Singaporean trader Olam International "at significant risk of defaulting" due to "fiscal black hole"
New York (CNNMoney) — Short-seller Carson Block says his latest target, Singapore-based commodities trader Olam International, reminds him of defunct American energy trader Enron.
Block's firm, Muddy Waters, is known for spotting fraudulent accounting practices, primarily at Chinese companies. Late Monday, Muddy Waters issued a scathing report on Olam, saying it "runs a high risk of failure."
Block slapped Olam with a "strong sell" rating, noting that his firm believes Olam's "value is less than its debt, and that it is at significant risk of defaulting on its obligations."
In its report, Muddy Waters said Olam's biggest problem is rooted in its acquisitions, including its purchases of Crown Flower Mill and SL Foods about three years ago, along with its subsequent accounting practices.

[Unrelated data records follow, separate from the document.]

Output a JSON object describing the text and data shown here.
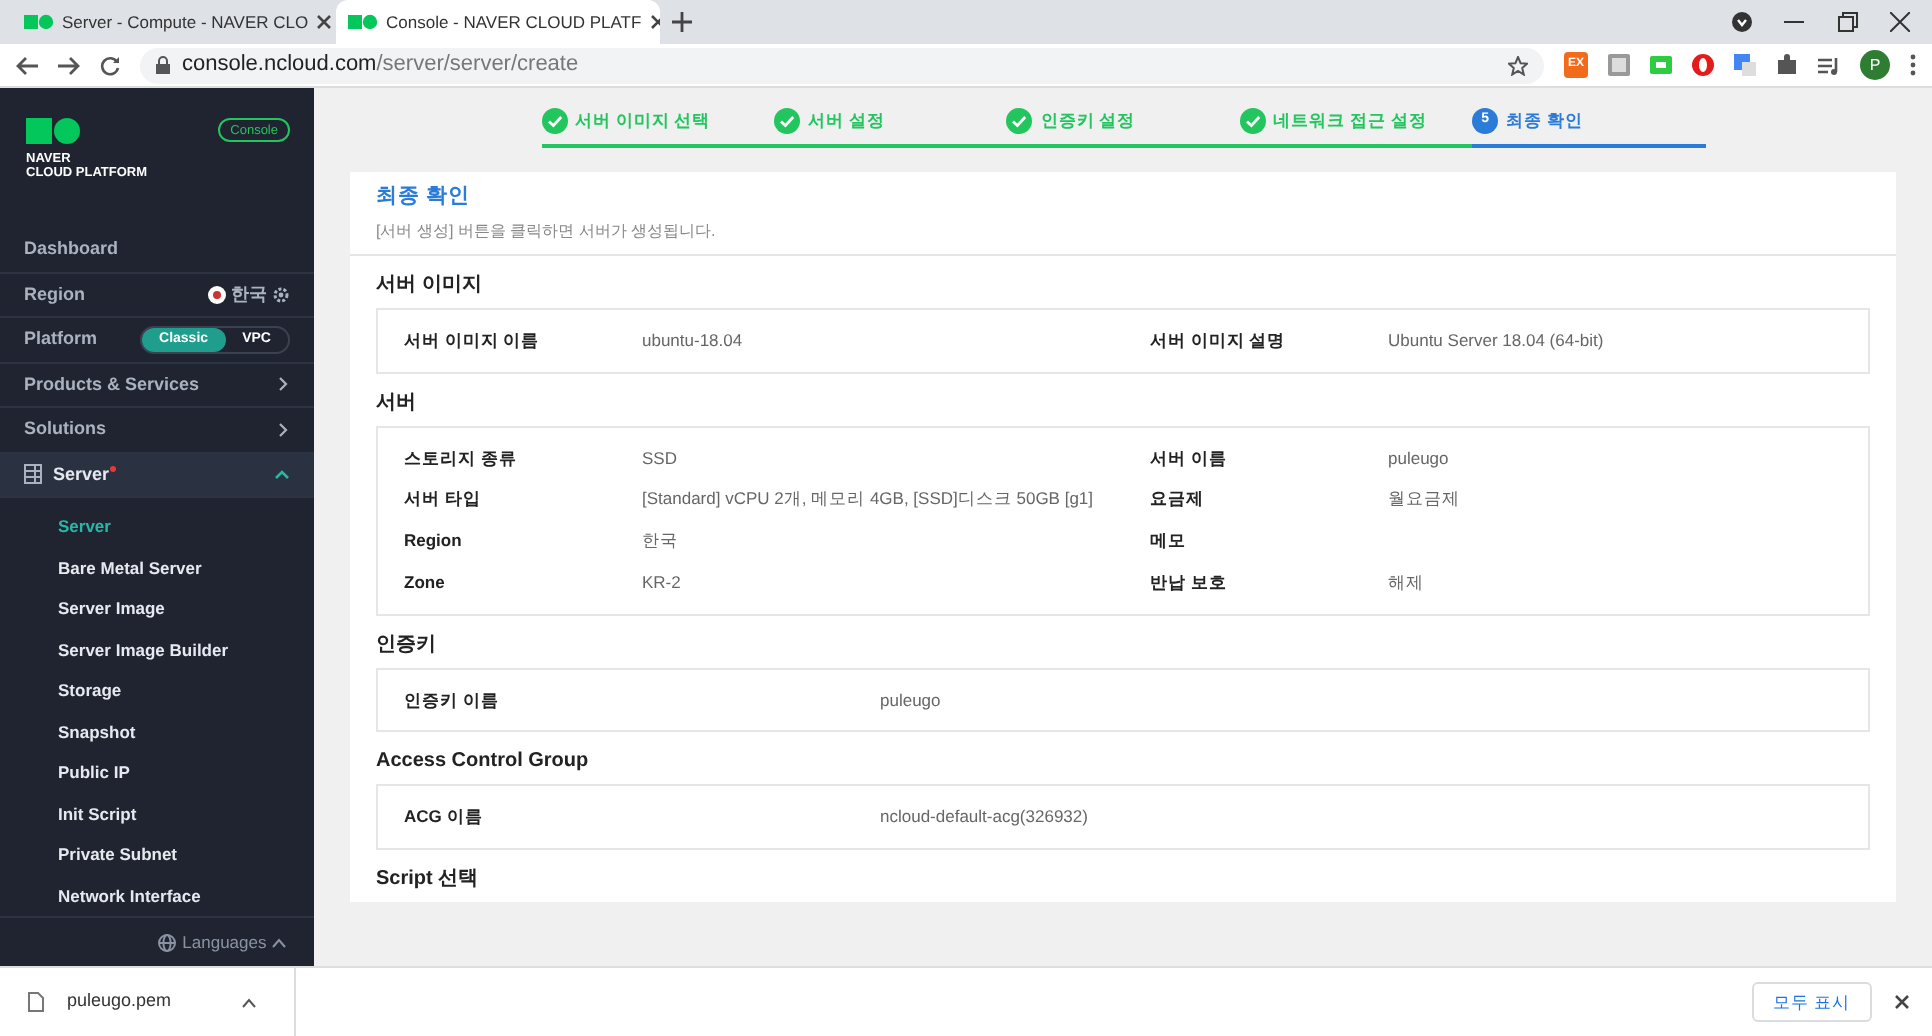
{
  "browser": {
    "tabs": [
      {
        "title": "Server - Compute - NAVER CLO",
        "selected": false
      },
      {
        "title": "Console - NAVER CLOUD PLATF",
        "selected": true
      }
    ],
    "url_host": "console.ncloud.com",
    "url_path": "/server/server/create",
    "extension_label": "EX",
    "profile_initial": "P"
  },
  "sidebar": {
    "logo_line1": "NAVER",
    "logo_line2": "CLOUD PLATFORM",
    "console_badge": "Console",
    "items": [
      {
        "kind": "link",
        "label": "Dashboard"
      },
      {
        "kind": "region",
        "label": "Region",
        "value": "한국"
      },
      {
        "kind": "toggle",
        "label": "Platform",
        "options": [
          {
            "label": "Classic",
            "selected": true
          },
          {
            "label": "VPC",
            "selected": false
          }
        ]
      },
      {
        "kind": "menu",
        "label": "Products & Services"
      },
      {
        "kind": "menu",
        "label": "Solutions"
      },
      {
        "kind": "group",
        "label": "Server",
        "expanded": true,
        "notice": true,
        "children": [
          {
            "label": "Server",
            "selected": true
          },
          {
            "label": "Bare Metal Server",
            "selected": false
          },
          {
            "label": "Server Image",
            "selected": false
          },
          {
            "label": "Server Image Builder",
            "selected": false
          },
          {
            "label": "Storage",
            "selected": false
          },
          {
            "label": "Snapshot",
            "selected": false
          },
          {
            "label": "Public IP",
            "selected": false
          },
          {
            "label": "Init Script",
            "selected": false
          },
          {
            "label": "Private Subnet",
            "selected": false
          },
          {
            "label": "Network Interface",
            "selected": false
          }
        ]
      }
    ],
    "languages": "Languages"
  },
  "steps": [
    {
      "label": "서버 이미지 선택",
      "done": true
    },
    {
      "label": "서버 설정",
      "done": true
    },
    {
      "label": "인증키 설정",
      "done": true
    },
    {
      "label": "네트워크 접근 설정",
      "done": true
    },
    {
      "label": "최종 확인",
      "done": false,
      "number": "5"
    }
  ],
  "card": {
    "title": "최종 확인",
    "subtitle": "[서버 생성] 버튼을 클릭하면 서버가 생성됩니다.",
    "sections": [
      {
        "title": "서버 이미지",
        "kind": "pairs",
        "fields": [
          {
            "label": "서버 이미지 이름",
            "value": "ubuntu-18.04"
          },
          {
            "label": "서버 이미지 설명",
            "value": "Ubuntu Server 18.04 (64-bit)"
          }
        ]
      },
      {
        "title": "서버",
        "kind": "pairs",
        "fields": [
          {
            "label": "스토리지 종류",
            "value": "SSD"
          },
          {
            "label": "서버 이름",
            "value": "puleugo"
          },
          {
            "label": "서버 타입",
            "value": "[Standard] vCPU 2개, 메모리 4GB, [SSD]디스크 50GB [g1]"
          },
          {
            "label": "요금제",
            "value": "월요금제"
          },
          {
            "label": "Region",
            "value": "한국"
          },
          {
            "label": "메모"
          },
          {
            "label": "Zone",
            "value": "KR-2"
          },
          {
            "label": "반납 보호",
            "value": "해제"
          }
        ]
      },
      {
        "title": "인증키",
        "kind": "single",
        "fields": [
          {
            "label": "인증키 이름",
            "value": "puleugo"
          }
        ]
      },
      {
        "title": "Access Control Group",
        "kind": "single",
        "fields": [
          {
            "label": "ACG 이름",
            "value": "ncloud-default-acg(326932)"
          }
        ]
      },
      {
        "title": "Script 선택"
      }
    ]
  },
  "downloads": {
    "file": "puleugo.pem",
    "show_all": "모두 표시"
  }
}
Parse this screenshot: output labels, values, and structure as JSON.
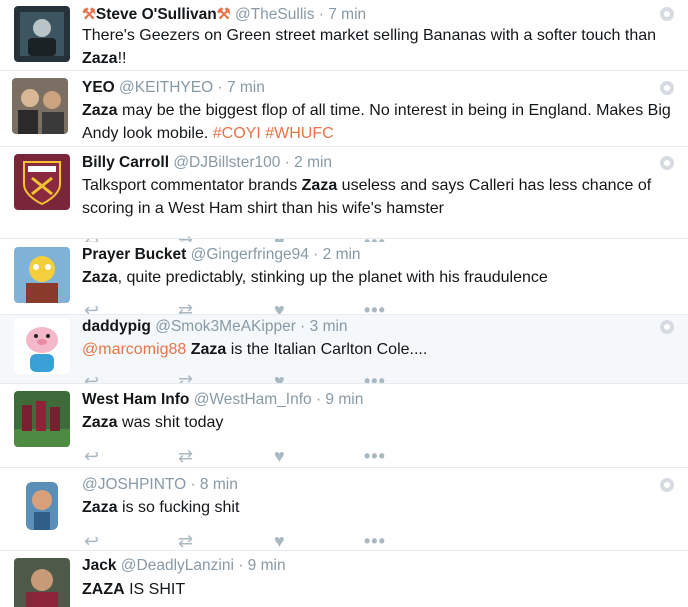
{
  "tweets": [
    {
      "name": "Steve O'Sullivan",
      "name_prefix": "⚒",
      "name_suffix": "⚒",
      "handle": "@TheSullis",
      "time": "· 7 min",
      "text_a": "There's Geezers on Green street market selling Bananas with a softer touch than ",
      "kw": "Zaza",
      "text_b": "!!"
    },
    {
      "name": "YEO",
      "handle": "@KEITHYEO",
      "time": "· 7 min",
      "kw": "Zaza",
      "text_a": " may be the biggest flop of all time. No interest in being in England. Makes Big Andy look mobile. ",
      "tag1": "#COYI",
      "tag2": "#WHUFC"
    },
    {
      "name": "Billy Carroll",
      "handle": "@DJBillster100",
      "time": "· 2 min",
      "text_a": "Talksport commentator brands ",
      "kw": "Zaza",
      "text_b": " useless and says Calleri has less chance of scoring in a West Ham shirt than his wife's hamster"
    },
    {
      "name": "Prayer Bucket",
      "handle": "@Gingerfringe94",
      "time": "· 2 min",
      "kw": "Zaza",
      "text_a": ", quite predictably, stinking up the planet with his fraudulence"
    },
    {
      "name": "daddypig",
      "handle": "@Smok3MeAKipper",
      "time": "· 3 min",
      "mention": "@marcomig88",
      "kw": "Zaza",
      "text_a": " is the Italian Carlton Cole...."
    },
    {
      "name": "West Ham Info",
      "handle": "@WestHam_Info",
      "time": "· 9 min",
      "kw": "Zaza",
      "text_a": " was shit today"
    },
    {
      "name": "",
      "handle": "@JOSHPINTO",
      "time": "· 8 min",
      "kw": "Zaza",
      "text_a": " is so fucking shit"
    },
    {
      "name": "Jack",
      "handle": "@DeadlyLanzini",
      "time": "· 9 min",
      "kw": "ZAZA",
      "text_a": " IS SHIT"
    }
  ],
  "icons": {
    "reply": "↩",
    "retweet": "⇄",
    "like": "♥",
    "more": "•••"
  },
  "colors": {
    "hashtag": "#e8734a",
    "handle": "#8899a6",
    "action_icon": "#aab8c2",
    "highlight_bg": "#f5f8fa"
  }
}
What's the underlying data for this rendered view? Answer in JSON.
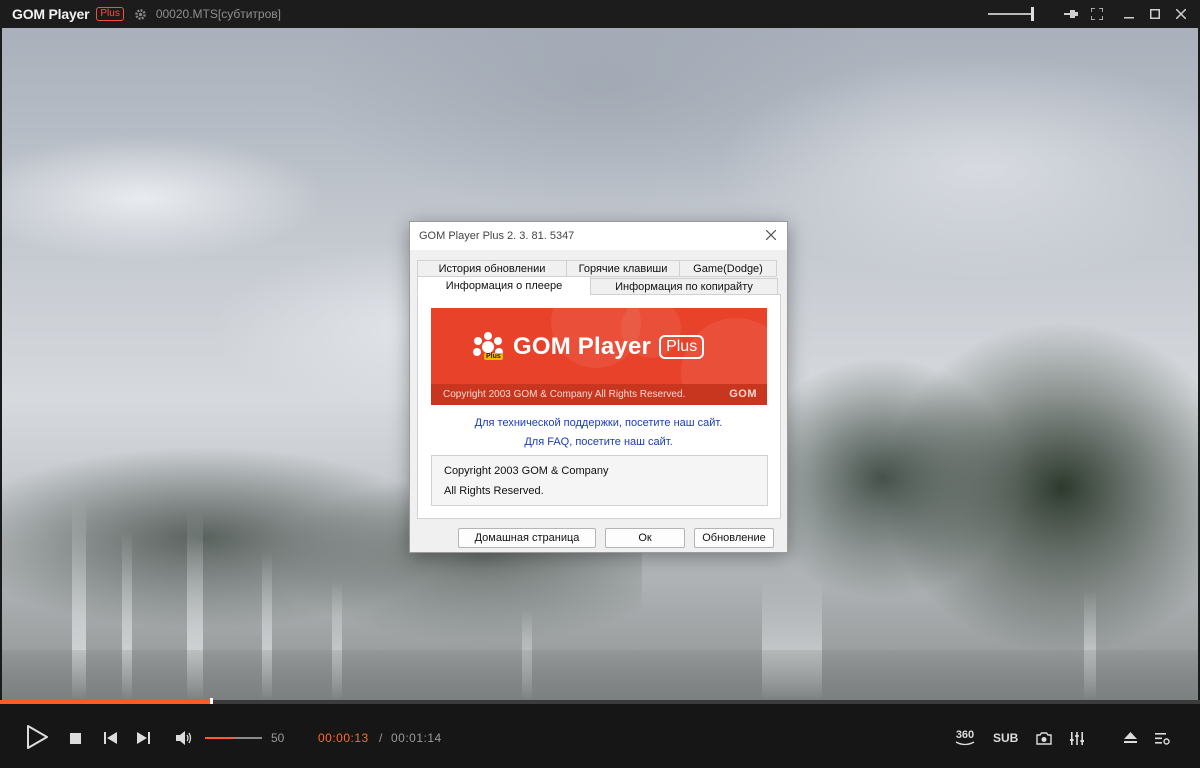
{
  "titlebar": {
    "app_name": "GOM Player",
    "plus_badge": "Plus",
    "file_title": "00020.MTS[субтитров]"
  },
  "dialog": {
    "title": "GOM Player Plus 2. 3. 81. 5347",
    "tabs_top": [
      "История обновлении",
      "Горячие клавиши",
      "Game(Dodge)"
    ],
    "tabs_bottom": [
      "Информация о плеере",
      "Информация по копирайту"
    ],
    "active_tab": "Информация о плеере",
    "banner": {
      "brand": "GOM Player",
      "plus": "Plus",
      "logo_badge": "Plus",
      "copyright": "Copyright 2003 GOM & Company All Rights Reserved.",
      "corner_logo": "GOM"
    },
    "support_link": "Для технической поддержки, посетите наш сайт.",
    "faq_link": "Для FAQ, посетите наш сайт.",
    "info_line1": "Copyright 2003 GOM & Company",
    "info_line2": "All Rights Reserved.",
    "buttons": {
      "home": "Домашная страница",
      "ok": "Ок",
      "update": "Обновление"
    }
  },
  "playback": {
    "progress": 0.176,
    "volume_value": "50",
    "volume_fraction": 0.5,
    "current_time": "00:00:13",
    "separator": "/",
    "total_time": "00:01:14",
    "btn_360": "360",
    "btn_sub": "SUB"
  },
  "colors": {
    "accent": "#ff5a28",
    "banner_red": "#e8422a",
    "link_blue": "#1a3cb5"
  }
}
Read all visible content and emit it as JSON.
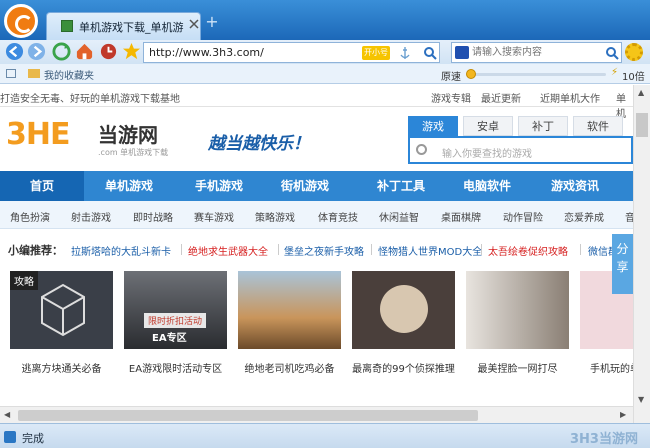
{
  "browser": {
    "tab_title": "单机游戏下载_单机游",
    "address": "http://www.3h3.com/",
    "address_badge": "开小号",
    "search_placeholder": "请输入搜索内容",
    "favorites": "我的收藏夹",
    "speed_label": "原速",
    "zoom_label": "10倍",
    "status": "完成",
    "watermark": "3H3当游网",
    "accent": "#2f86d1"
  },
  "site": {
    "top_slogan": "打造安全无毒、好玩的单机游戏下载基地",
    "top_links": [
      "游戏专辑",
      "最近更新",
      "近期单机大作",
      "单机"
    ],
    "logo_mark": "3HE",
    "logo_cn": "当游网",
    "logo_sub": ".com 单机游戏下载",
    "slogan": "越当越快乐！",
    "search_tabs": [
      "游戏",
      "安卓",
      "补丁",
      "软件"
    ],
    "search_placeholder": "输入你要查找的游戏",
    "nav": [
      "首页",
      "单机游戏",
      "手机游戏",
      "街机游戏",
      "补丁工具",
      "电脑软件",
      "游戏资讯"
    ],
    "subnav": [
      "角色扮演",
      "射击游戏",
      "即时战略",
      "赛车游戏",
      "策略游戏",
      "体育竞技",
      "休闲益智",
      "桌面棋牌",
      "动作冒险",
      "恋爱养成",
      "音"
    ],
    "editor_label": "小编推荐：",
    "picks": [
      {
        "text": "拉斯塔哈的大乱斗新卡",
        "color": "#1a5ea8"
      },
      {
        "text": "绝地求生武器大全",
        "color": "#d62020"
      },
      {
        "text": "堡垒之夜新手攻略",
        "color": "#1a5ea8"
      },
      {
        "text": "怪物猎人世界MOD大全",
        "color": "#1a5ea8"
      },
      {
        "text": "太吾绘卷促织攻略",
        "color": "#d62020"
      },
      {
        "text": "微信群",
        "color": "#1a5ea8"
      }
    ],
    "games": [
      {
        "caption": "逃离方块通关必备",
        "badge": "攻略"
      },
      {
        "caption": "EA游戏限时活动专区",
        "badge": "限时折扣活动",
        "sub": "EA专区"
      },
      {
        "caption": "绝地老司机吃鸡必备"
      },
      {
        "caption": "最离奇的99个侦探推理"
      },
      {
        "caption": "最美捏脸一网打尽"
      },
      {
        "caption": "手机玩的单"
      }
    ],
    "share": "分享"
  }
}
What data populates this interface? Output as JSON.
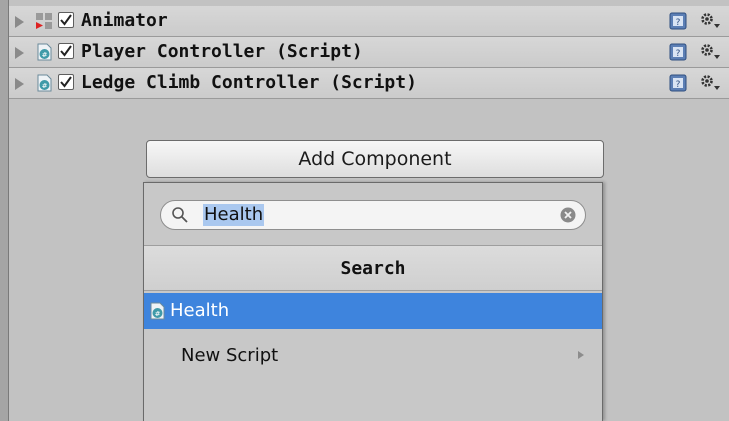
{
  "components": [
    {
      "name": "Animator",
      "icon": "animator-icon"
    },
    {
      "name": "Player Controller (Script)",
      "icon": "csharp-script-icon"
    },
    {
      "name": "Ledge Climb Controller (Script)",
      "icon": "csharp-script-icon"
    }
  ],
  "add_component": {
    "label": "Add Component"
  },
  "popup": {
    "search_value": "Health",
    "header": "Search",
    "results": [
      {
        "label": "Health",
        "icon": "csharp-script-icon",
        "selected": true
      },
      {
        "label": "New Script",
        "has_submenu": true
      }
    ]
  },
  "colors": {
    "selection": "#3e84dd",
    "text_highlight": "#aac8ef"
  }
}
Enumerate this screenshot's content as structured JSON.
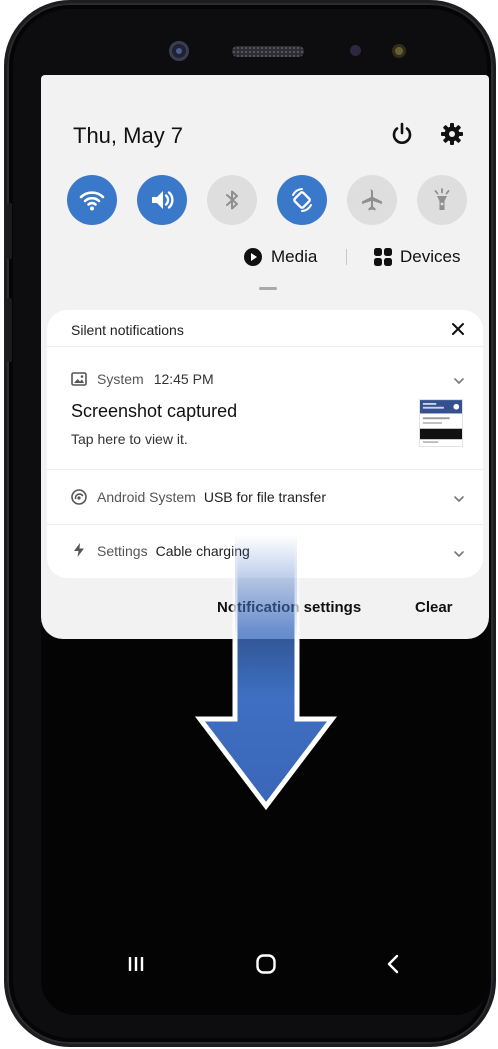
{
  "status": {
    "date": "Thu, May 7"
  },
  "quick_settings": [
    {
      "name": "wifi-icon",
      "active": true
    },
    {
      "name": "sound-icon",
      "active": true
    },
    {
      "name": "bluetooth-icon",
      "active": false
    },
    {
      "name": "auto-rotate-icon",
      "active": true
    },
    {
      "name": "airplane-icon",
      "active": false
    },
    {
      "name": "flashlight-icon",
      "active": false
    }
  ],
  "media_row": {
    "media_label": "Media",
    "devices_label": "Devices"
  },
  "notifications": {
    "header": "Silent notifications",
    "items": [
      {
        "app": "System",
        "time": "12:45 PM",
        "title": "Screenshot captured",
        "text": "Tap here to view it."
      },
      {
        "app": "Android System",
        "detail": "USB for file transfer"
      },
      {
        "app": "Settings",
        "detail": "Cable charging"
      }
    ]
  },
  "footer": {
    "settings_label": "Notification settings",
    "clear_label": "Clear"
  },
  "colors": {
    "toggle_on": "#3a79c9",
    "toggle_off": "#dedede",
    "panel_bg": "#f2f2f2",
    "arrow": "#3f6fc2"
  }
}
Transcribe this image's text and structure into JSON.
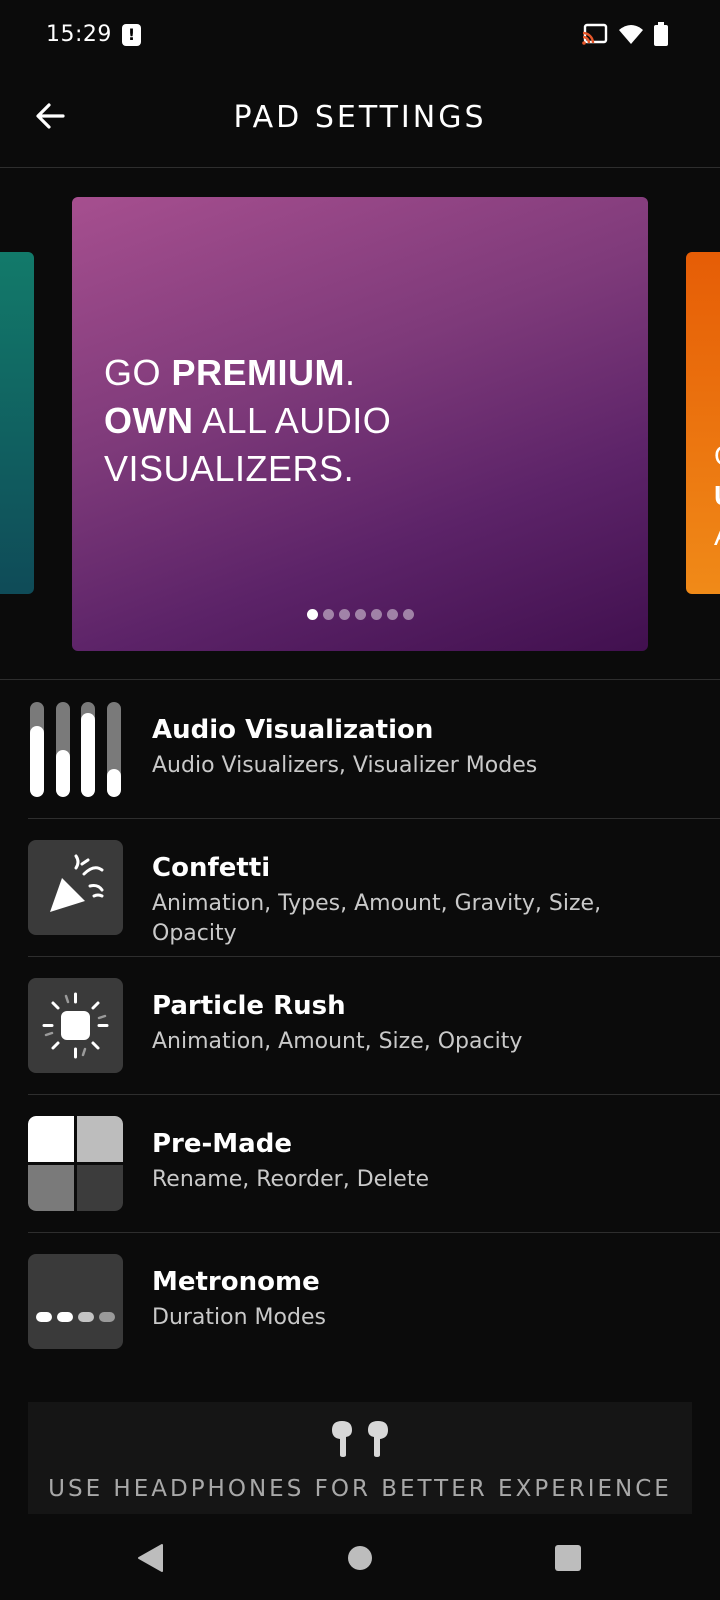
{
  "status_bar": {
    "time": "15:29"
  },
  "header": {
    "title": "PAD SETTINGS"
  },
  "carousel": {
    "headline_1_normal": "GO ",
    "headline_1_bold": "PREMIUM",
    "headline_1_end": ".",
    "headline_2_bold": "OWN",
    "headline_2_normal": " ALL AUDIO",
    "headline_3": "VISUALIZERS.",
    "dot_count": 7,
    "active_dot": 0,
    "right_card_letters": [
      "G",
      "U",
      "A"
    ]
  },
  "settings": [
    {
      "title": "Audio Visualization",
      "subtitle": "Audio Visualizers, Visualizer Modes"
    },
    {
      "title": "Confetti",
      "subtitle": "Animation, Types, Amount, Gravity, Size, Opacity"
    },
    {
      "title": "Particle Rush",
      "subtitle": "Animation, Amount, Size, Opacity"
    },
    {
      "title": "Pre-Made",
      "subtitle": "Rename, Reorder, Delete"
    },
    {
      "title": "Metronome",
      "subtitle": "Duration Modes"
    }
  ],
  "viz_levels": [
    0.75,
    0.5,
    0.88,
    0.3
  ],
  "headphones_banner": {
    "text": "USE HEADPHONES FOR BETTER EXPERIENCE"
  }
}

"The vast majority of acquisitions we have researched are of low quality assets that appear to bring little more than cosmetic benefits to Olam," said Muddy Waters in the report. "We believe that Olam's fatal flaw, and one of its best kept secrets, is that its capital expenditure projects seem to be a fiscal black hole."
At the same time, Muddy Waters said Olam frequently books non-cash accounting gains in its income statements, likely using similar accounting techniques to Enron, which were the single biggest factor in the company's collapse in 2001.
"Comparisons to Enron are overused, but in the case of Olam, the similarities are really uncanny," wrote Muddy Waters.
Olam's stock slumped 6% on the Singapore stock exchange following Muddy Waters' report, though the company released a statement saying there is "no substance" to the allegations.
"Our accounting practices are fully compliant with international accounting standards, which are independently verified by Ernst & Young and are drawn up in accordance with the provisions of the Companies Act and Singapore Financial Reporting Standards," said Olam. "We will clear our name and hold Muddy Waters accountable for their damaging actions."
Block first made his accusations against Olam while speaking at the Ira Sohn conference in London earlier this month. In response to those comments, Olam filed a lawsuit against both Block and Muddy Waters in the High Court of Singapore.
For Block, Olam's response only strengthened his case.
"It is clear that Olam greatly fears the public knowing the truth about his company -- that it is yet another emperor with no clothes," he said.
Muddy Waters has previously taken short positions on several other Asian companies, including Focus Media, Rino International, China MediaExpress and Duoyuan Global Water.
Rino and China MediaExpress have subsequently been delisted from Nasdaq while Duoyuan has been delisted from the New York Stock Exchange. Focus Media has refuted Muddy Waters' allegations and the stock has rebounded this year.
But Muddy Waters' most prominent takedown was that of Chinese timber company Sino-Forest last year. The firm's accusations of fraud triggered a massive sell-off in shares of the Toronto-listed company before they were eventually suspended. The drop in Sino-Forest's price forced hedge fund high roller John Paulson to book deep losses on the stock.